Many tour companies had prepared themselves for a lull in visitors around presidential elections in March 2013. During the country’s last election in 2007, Kenya erupted when disputed results favoring then-incumbent president Mwai Kibaki led to ethnic fighting that killed more than 1,100 people. Last year’s poll passed relatively peacefully, but the cutbacks tour companies made in anticipation of a downturn helped them survive after the Westgate attacks.

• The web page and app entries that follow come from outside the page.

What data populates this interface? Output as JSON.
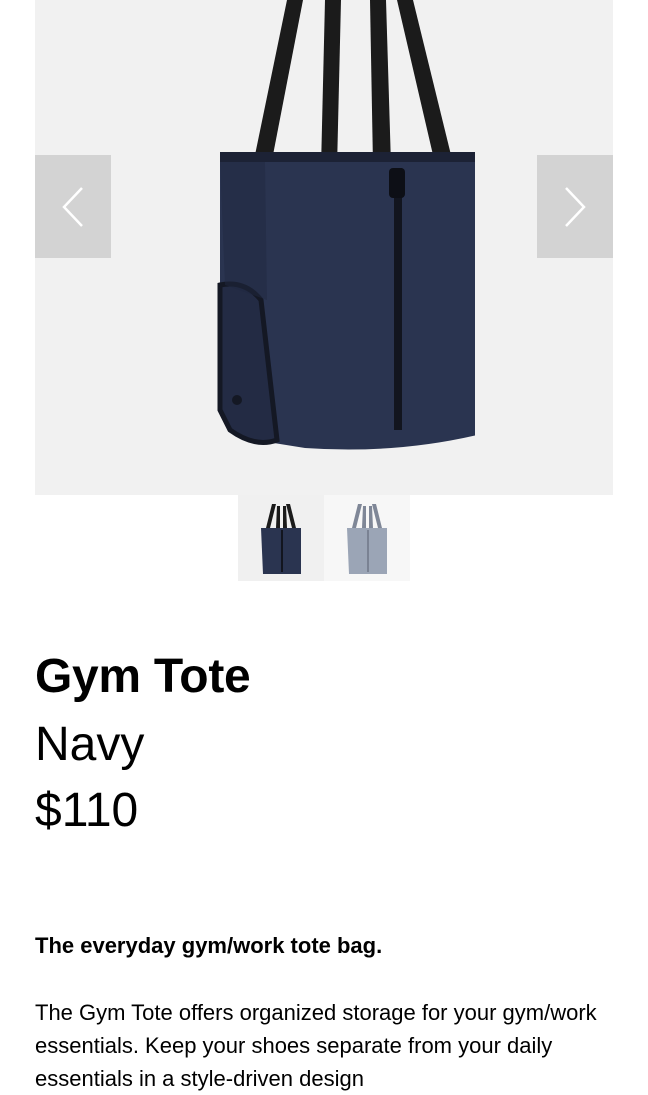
{
  "gallery": {
    "prev_icon": "chevron-left-icon",
    "next_icon": "chevron-right-icon",
    "thumbnails": [
      {
        "color": "#2a3450",
        "selected": true
      },
      {
        "color": "#9ba5b6",
        "selected": false
      }
    ]
  },
  "product": {
    "name": "Gym Tote",
    "color": "Navy",
    "price": "$110",
    "tagline": "The everyday gym/work tote bag.",
    "description": "The Gym Tote offers organized storage for your gym/work essentials. Keep your shoes separate from your daily essentials in a style-driven design"
  },
  "colors": {
    "bag_navy": "#2a3450",
    "bag_grey": "#9ba5b6",
    "gallery_bg": "#f1f1f1",
    "arrow_bg": "#d3d3d3"
  }
}
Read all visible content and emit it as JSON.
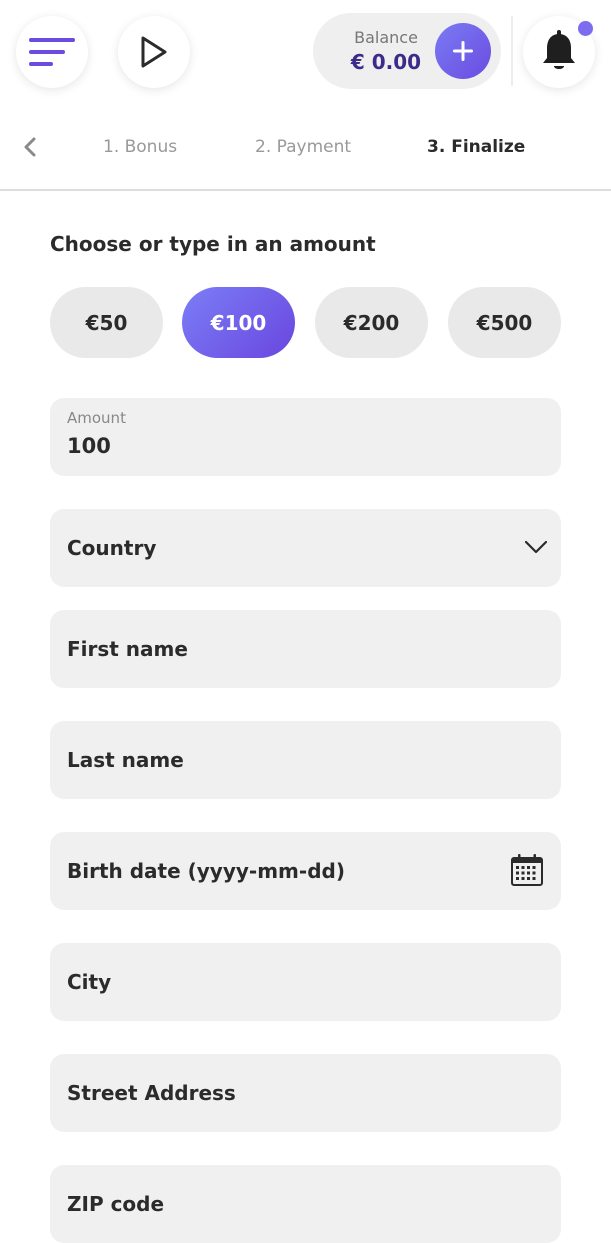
{
  "header": {
    "balance_label": "Balance",
    "balance_value": "€ 0.00",
    "icons": {
      "menu": "hamburger-menu-icon",
      "play": "play-icon",
      "add": "plus-icon",
      "notifications": "bell-icon"
    }
  },
  "steps": {
    "items": [
      {
        "label": "1. Bonus",
        "active": false
      },
      {
        "label": "2. Payment",
        "active": false
      },
      {
        "label": "3. Finalize",
        "active": true
      }
    ]
  },
  "form": {
    "title": "Choose or type in an amount",
    "amount_options": [
      {
        "label": "€50",
        "selected": false
      },
      {
        "label": "€100",
        "selected": true
      },
      {
        "label": "€200",
        "selected": false
      },
      {
        "label": "€500",
        "selected": false
      }
    ],
    "amount_field": {
      "label": "Amount",
      "value": "100"
    },
    "country_field": {
      "label": "Country"
    },
    "first_name_field": {
      "label": "First name"
    },
    "last_name_field": {
      "label": "Last name"
    },
    "birth_date_field": {
      "label": "Birth date (yyyy-mm-dd)"
    },
    "city_field": {
      "label": "City"
    },
    "street_field": {
      "label": "Street Address"
    },
    "zip_field": {
      "label": "ZIP code"
    }
  },
  "colors": {
    "accent": "#6b4be0",
    "accent_light": "#7b7ef6",
    "balance_text": "#3d2a8a",
    "field_bg": "#f0f0f0",
    "chip_bg": "#e9e9e9"
  }
}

“When the recent violence started, they were still in that protected state and hadn’t extended themselves too far,” Cahill says. “They were in a good position for something like this to happen, but if it continues for too much longer, we’ll definitely be seeing more companies go under.”
Other travel companies are more optimistic. Jessica Brida of Micada Safaris reports “business as usual.” She says seasoned travelers interested in visiting Kenya are still able to have a peaceful vacation.

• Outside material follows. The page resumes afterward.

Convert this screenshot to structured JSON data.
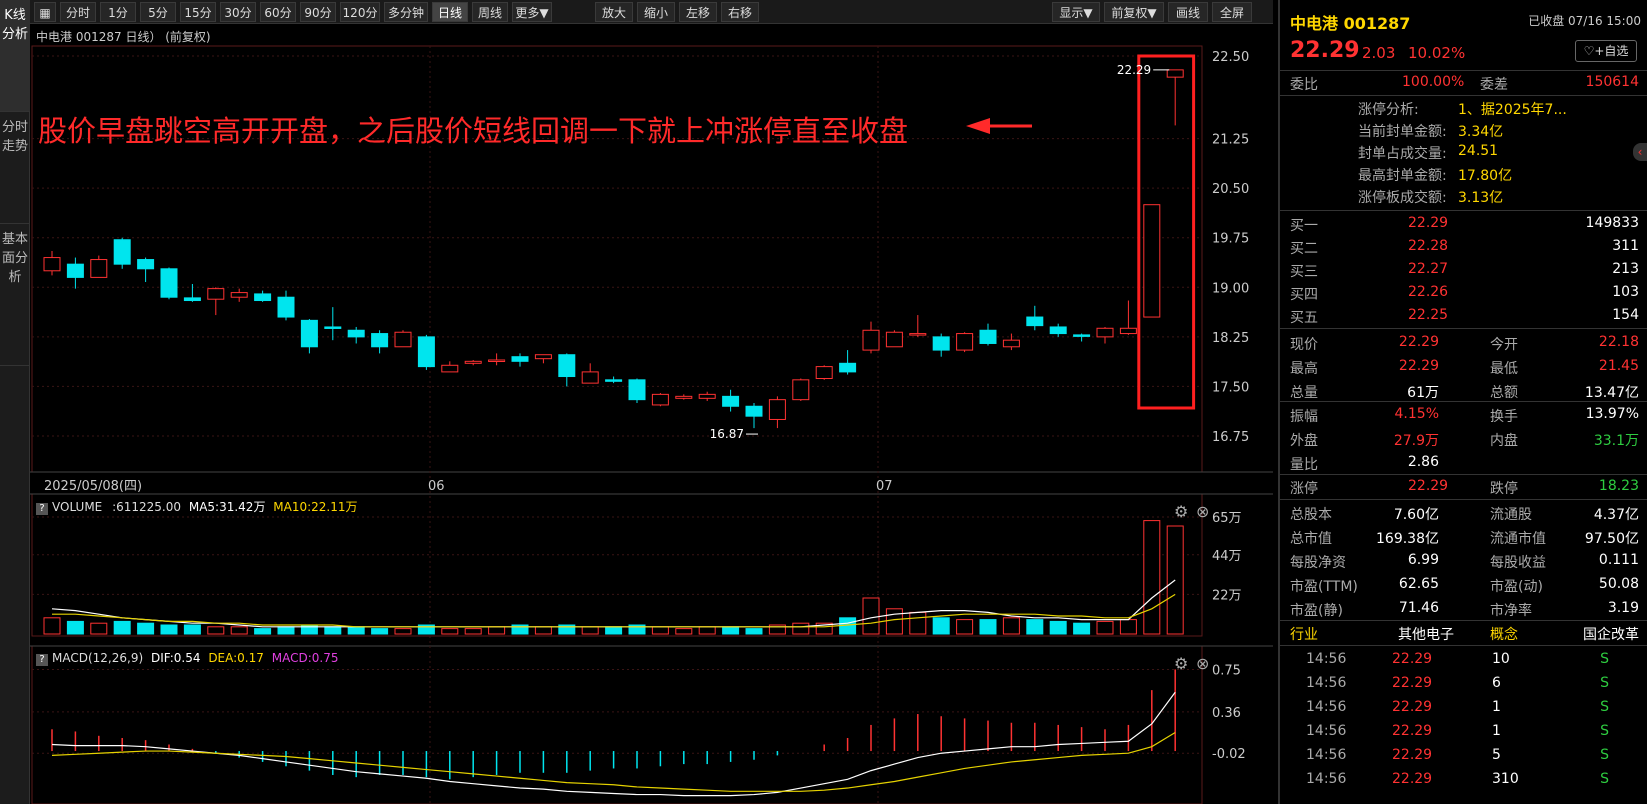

“I think it’s important for people to understand there’s been an orange alert on New York City since 9/11,” Brida says. “[Tourists] understand the geography, understand the situation, and make a decision based on that.”
“Kenya is a very large country — it’s the size of France,” Brida added. “Not all regions are affected.”
The region most affected by the attacks, Kenya’s northeast, has long been ignored by the government. Healthcare, roads and electricity all lag many other parts of the country. Misiko, of The Daily Nation, says al-Shabaab is strategically targeting it as the “soft belly of Kenya.” Tourism, the one industry that managed to succeed in the region, is now struggling to stay afloat.
“Hotels don’t have bookings,” Misiko says, noting that many are recording as low as 30 percent occupancy rates in what should be high season. “But it’s not just a lack of business and a lack of bookings — workers have to go home and then unemployment goes up.”
Despite the instability, Jones, the Australian tourist, vows to press ahead with her trip even if the rest of her family drops out. “I’ve seen many documentaries on Kenya and the fact is this is where you’ll find more of the animals,” she says.
For Kenya’s tour operators, convincing those less determined than Jones to visit will be key to a recovery.
“It becomes, ‘Why would I travel to Kenya when I could have a similar experience elsewhere?’” says Cahill. “For someone who just wants to go to Africa, usually Tanzania and South Africa are the two easier options.”